* Task description: All lines from the one with "Decode this image" through the last are to be given again exactly as they stand in the data below, and only those.

* Information given:
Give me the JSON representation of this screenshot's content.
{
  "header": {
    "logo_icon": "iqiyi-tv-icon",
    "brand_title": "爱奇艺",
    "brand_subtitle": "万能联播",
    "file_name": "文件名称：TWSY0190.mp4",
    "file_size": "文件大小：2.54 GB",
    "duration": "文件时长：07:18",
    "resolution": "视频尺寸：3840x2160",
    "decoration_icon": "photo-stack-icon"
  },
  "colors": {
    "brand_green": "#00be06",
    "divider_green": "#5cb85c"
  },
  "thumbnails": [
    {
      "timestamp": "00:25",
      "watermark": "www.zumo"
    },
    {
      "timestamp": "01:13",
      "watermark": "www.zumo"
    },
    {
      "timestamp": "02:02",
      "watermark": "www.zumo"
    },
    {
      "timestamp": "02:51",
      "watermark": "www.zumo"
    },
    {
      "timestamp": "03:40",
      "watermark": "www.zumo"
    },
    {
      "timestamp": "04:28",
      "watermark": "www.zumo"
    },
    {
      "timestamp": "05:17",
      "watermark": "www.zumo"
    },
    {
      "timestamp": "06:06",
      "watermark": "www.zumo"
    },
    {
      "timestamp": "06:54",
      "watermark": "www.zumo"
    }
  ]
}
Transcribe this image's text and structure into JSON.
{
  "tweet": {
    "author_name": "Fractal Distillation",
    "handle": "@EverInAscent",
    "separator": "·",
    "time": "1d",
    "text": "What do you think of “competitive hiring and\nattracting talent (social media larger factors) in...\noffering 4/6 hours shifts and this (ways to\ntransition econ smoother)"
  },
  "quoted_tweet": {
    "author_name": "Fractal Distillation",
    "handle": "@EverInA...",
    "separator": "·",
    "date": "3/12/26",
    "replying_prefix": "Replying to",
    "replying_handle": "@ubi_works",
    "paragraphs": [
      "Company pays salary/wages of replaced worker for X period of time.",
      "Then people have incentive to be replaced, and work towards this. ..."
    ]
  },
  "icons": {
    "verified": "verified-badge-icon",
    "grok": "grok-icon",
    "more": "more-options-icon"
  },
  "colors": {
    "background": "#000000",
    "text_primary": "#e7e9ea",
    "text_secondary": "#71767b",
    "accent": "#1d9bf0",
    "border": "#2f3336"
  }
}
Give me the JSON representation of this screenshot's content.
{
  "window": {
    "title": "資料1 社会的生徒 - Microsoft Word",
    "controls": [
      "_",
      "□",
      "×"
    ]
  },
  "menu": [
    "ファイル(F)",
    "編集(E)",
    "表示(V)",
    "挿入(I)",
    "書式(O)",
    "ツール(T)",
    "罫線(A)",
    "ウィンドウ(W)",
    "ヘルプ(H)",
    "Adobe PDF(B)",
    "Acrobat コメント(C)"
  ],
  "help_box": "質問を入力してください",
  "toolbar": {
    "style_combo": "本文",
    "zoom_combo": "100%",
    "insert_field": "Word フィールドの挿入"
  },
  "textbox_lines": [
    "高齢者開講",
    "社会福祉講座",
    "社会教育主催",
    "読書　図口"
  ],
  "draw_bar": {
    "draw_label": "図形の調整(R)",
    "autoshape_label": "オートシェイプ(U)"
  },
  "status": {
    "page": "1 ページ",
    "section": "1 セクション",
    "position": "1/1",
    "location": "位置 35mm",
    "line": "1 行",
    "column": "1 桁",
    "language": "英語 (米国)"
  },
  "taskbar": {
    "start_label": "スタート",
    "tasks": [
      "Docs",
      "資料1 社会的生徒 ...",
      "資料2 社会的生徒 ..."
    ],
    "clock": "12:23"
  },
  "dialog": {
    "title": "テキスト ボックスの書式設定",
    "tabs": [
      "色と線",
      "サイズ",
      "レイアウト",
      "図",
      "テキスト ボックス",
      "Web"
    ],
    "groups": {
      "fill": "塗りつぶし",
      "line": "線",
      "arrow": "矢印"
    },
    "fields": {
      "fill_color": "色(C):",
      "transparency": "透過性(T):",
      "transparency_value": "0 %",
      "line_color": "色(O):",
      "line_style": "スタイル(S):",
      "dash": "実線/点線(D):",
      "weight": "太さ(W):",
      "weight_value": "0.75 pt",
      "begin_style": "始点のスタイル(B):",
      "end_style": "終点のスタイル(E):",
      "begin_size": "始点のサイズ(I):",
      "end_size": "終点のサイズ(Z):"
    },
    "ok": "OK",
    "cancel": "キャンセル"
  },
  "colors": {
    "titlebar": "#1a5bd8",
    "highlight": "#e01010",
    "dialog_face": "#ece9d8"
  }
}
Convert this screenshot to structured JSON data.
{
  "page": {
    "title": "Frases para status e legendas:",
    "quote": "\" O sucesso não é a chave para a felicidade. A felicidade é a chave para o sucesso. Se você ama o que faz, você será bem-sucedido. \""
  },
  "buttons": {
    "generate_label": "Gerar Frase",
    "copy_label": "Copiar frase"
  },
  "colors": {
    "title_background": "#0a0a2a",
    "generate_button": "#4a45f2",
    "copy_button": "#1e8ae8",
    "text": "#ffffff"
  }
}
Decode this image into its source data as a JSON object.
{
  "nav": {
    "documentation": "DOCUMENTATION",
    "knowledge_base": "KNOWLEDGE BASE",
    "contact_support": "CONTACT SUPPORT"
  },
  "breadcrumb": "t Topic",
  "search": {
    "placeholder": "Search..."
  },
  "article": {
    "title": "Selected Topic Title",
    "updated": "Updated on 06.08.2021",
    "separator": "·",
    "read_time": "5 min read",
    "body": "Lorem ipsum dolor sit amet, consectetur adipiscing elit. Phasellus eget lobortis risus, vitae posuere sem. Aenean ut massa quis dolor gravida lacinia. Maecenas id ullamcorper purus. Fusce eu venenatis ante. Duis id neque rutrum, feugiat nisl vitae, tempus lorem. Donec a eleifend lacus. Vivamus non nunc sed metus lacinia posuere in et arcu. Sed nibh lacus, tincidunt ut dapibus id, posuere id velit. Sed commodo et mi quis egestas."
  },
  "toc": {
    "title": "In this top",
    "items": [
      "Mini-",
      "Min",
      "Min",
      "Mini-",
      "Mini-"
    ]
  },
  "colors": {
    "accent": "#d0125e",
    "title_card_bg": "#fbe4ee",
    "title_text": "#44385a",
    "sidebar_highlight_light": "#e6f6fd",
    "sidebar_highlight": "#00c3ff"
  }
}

* Response:
Decode this image into its source data as a JSON object.
{
  "nav": {
    "documentation": "DOCUMENTATION",
    "knowledge_base": "KNOWLEDGE BASE",
    "contact_support": "CONTACT SUPPORT"
  },
  "breadcrumb": "t Topic",
  "search": {
    "placeholder": "Search..."
  },
  "article": {
    "title": "Selected Topic Title",
    "updated": "Updated on 06.08.2021",
    "separator": "·",
    "read_time": "5 min read",
    "body": "Lorem ipsum dolor sit amet, consectetur adipiscing elit. Phasellus eget lobortis risus, vitae posuere sem. Aenean ut massa quis dolor gravida lacinia. Maecenas id ullamcorper purus. Fusce eu venenatis ante. Duis id neque rutrum, feugiat nisl vitae, tempus lorem. Donec a eleifend lacus. Vivamus non nunc sed metus lacinia posuere in et arcu. Sed nibh lacus, tincidunt ut dapibus id, posuere id velit. Sed commodo et mi quis egestas."
  },
  "toc": {
    "title": "In this top",
    "items": [
      "Mini-",
      "Min",
      "Min",
      "Mini-",
      "Mini-"
    ]
  },
  "colors": {
    "accent": "#d0125e",
    "title_card_bg": "#fbe4ee",
    "title_text": "#44385a",
    "sidebar_highlight_light": "#e6f6fd",
    "sidebar_highlight": "#00c3ff"
  }
}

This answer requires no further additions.